= Required work =
Check each line of the material below for the word "Errors". State how many lines have it, and nothing more.

*** Task material Section Begins ***

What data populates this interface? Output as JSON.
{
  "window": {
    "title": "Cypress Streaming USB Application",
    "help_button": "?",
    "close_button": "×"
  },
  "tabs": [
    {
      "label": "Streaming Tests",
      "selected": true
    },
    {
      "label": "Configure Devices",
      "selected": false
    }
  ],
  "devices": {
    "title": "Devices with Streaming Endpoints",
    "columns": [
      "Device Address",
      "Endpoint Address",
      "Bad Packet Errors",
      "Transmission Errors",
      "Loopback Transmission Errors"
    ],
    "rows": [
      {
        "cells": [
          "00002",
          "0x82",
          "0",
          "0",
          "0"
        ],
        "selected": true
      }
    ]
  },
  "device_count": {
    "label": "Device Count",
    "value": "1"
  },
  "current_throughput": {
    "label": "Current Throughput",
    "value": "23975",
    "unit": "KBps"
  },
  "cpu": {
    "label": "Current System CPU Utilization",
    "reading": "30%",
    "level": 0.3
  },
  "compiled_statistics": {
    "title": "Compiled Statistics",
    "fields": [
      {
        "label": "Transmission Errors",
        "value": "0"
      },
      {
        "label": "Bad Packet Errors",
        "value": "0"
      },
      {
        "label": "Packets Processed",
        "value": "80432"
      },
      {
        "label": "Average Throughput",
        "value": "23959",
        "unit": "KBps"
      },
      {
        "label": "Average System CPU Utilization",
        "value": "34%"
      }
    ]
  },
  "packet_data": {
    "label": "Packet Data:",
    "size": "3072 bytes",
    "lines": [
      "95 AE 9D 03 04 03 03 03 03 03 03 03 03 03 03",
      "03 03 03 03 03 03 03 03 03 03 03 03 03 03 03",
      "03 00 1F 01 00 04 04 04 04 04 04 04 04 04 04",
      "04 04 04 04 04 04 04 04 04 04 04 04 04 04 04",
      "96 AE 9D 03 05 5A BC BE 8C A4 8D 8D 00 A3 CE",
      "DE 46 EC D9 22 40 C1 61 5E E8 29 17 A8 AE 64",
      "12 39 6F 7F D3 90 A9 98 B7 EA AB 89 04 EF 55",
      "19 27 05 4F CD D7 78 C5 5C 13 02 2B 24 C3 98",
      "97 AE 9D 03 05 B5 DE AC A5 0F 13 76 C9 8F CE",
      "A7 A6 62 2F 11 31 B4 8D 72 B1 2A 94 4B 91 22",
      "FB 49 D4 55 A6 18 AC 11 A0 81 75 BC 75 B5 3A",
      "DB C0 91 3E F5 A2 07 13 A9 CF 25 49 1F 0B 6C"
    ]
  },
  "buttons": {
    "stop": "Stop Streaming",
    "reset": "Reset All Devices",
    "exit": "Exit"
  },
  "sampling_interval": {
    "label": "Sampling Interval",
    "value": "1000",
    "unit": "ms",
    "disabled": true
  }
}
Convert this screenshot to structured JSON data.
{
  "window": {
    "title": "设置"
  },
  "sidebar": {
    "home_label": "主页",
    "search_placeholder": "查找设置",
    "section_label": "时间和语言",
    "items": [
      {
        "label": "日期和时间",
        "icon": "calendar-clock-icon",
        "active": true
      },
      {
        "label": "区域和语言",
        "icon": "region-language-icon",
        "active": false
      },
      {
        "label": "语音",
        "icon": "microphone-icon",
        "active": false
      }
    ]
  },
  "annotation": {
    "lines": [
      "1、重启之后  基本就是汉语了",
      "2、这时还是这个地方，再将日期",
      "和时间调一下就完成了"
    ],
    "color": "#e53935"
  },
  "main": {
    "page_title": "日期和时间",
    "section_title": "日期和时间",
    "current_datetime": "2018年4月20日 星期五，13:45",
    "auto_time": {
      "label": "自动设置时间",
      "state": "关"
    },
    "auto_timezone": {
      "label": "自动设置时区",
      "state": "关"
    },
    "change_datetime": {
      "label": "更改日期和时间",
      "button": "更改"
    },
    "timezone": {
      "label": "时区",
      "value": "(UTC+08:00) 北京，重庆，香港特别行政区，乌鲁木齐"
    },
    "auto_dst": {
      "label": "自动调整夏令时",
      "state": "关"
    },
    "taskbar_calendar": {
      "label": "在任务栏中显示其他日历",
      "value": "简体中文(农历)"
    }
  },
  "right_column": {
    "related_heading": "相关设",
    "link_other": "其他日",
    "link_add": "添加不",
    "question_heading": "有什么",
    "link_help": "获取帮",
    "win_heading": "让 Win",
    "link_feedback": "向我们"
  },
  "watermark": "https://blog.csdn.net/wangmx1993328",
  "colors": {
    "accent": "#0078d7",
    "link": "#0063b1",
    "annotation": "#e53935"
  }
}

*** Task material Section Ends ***

= Answer to this task =
5